# Task directions:
Out of the lines below, please list those that hold the string "label".

··· Exercise inputs ···

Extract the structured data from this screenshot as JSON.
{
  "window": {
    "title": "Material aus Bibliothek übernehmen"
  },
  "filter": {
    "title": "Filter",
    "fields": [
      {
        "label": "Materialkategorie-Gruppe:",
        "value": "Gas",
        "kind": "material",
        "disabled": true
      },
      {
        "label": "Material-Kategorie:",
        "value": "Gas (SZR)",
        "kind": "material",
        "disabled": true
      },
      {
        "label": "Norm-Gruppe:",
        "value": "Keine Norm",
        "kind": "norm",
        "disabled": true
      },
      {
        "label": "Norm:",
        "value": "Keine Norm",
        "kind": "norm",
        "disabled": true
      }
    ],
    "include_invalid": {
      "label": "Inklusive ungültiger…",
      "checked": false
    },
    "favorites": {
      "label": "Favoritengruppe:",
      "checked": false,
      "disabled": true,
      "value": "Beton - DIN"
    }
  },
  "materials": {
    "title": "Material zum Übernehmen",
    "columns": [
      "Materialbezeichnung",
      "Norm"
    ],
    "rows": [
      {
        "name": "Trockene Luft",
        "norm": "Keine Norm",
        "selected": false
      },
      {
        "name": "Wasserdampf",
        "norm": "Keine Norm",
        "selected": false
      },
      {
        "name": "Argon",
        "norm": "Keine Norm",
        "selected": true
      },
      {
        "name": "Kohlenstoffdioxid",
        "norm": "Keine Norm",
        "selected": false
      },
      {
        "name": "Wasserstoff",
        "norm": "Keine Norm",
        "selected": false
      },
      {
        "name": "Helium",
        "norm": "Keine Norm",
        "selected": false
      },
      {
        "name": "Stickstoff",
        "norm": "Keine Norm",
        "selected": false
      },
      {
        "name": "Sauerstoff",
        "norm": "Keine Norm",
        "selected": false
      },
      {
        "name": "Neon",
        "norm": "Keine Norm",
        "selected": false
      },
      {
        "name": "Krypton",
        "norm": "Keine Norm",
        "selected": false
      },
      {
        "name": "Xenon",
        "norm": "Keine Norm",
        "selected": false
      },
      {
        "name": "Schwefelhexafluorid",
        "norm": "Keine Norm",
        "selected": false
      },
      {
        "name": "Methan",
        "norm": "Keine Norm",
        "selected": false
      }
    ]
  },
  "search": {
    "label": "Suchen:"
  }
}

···

# Result of the task:
        "label": "Materialkategorie-Gruppe:",
        "label": "Material-Kategorie:",
        "label": "Norm-Gruppe:",
        "label": "Norm:",
      "label": "Inklusive ungültiger…",
      "label": "Favoritengruppe:",
    "label": "Suchen:"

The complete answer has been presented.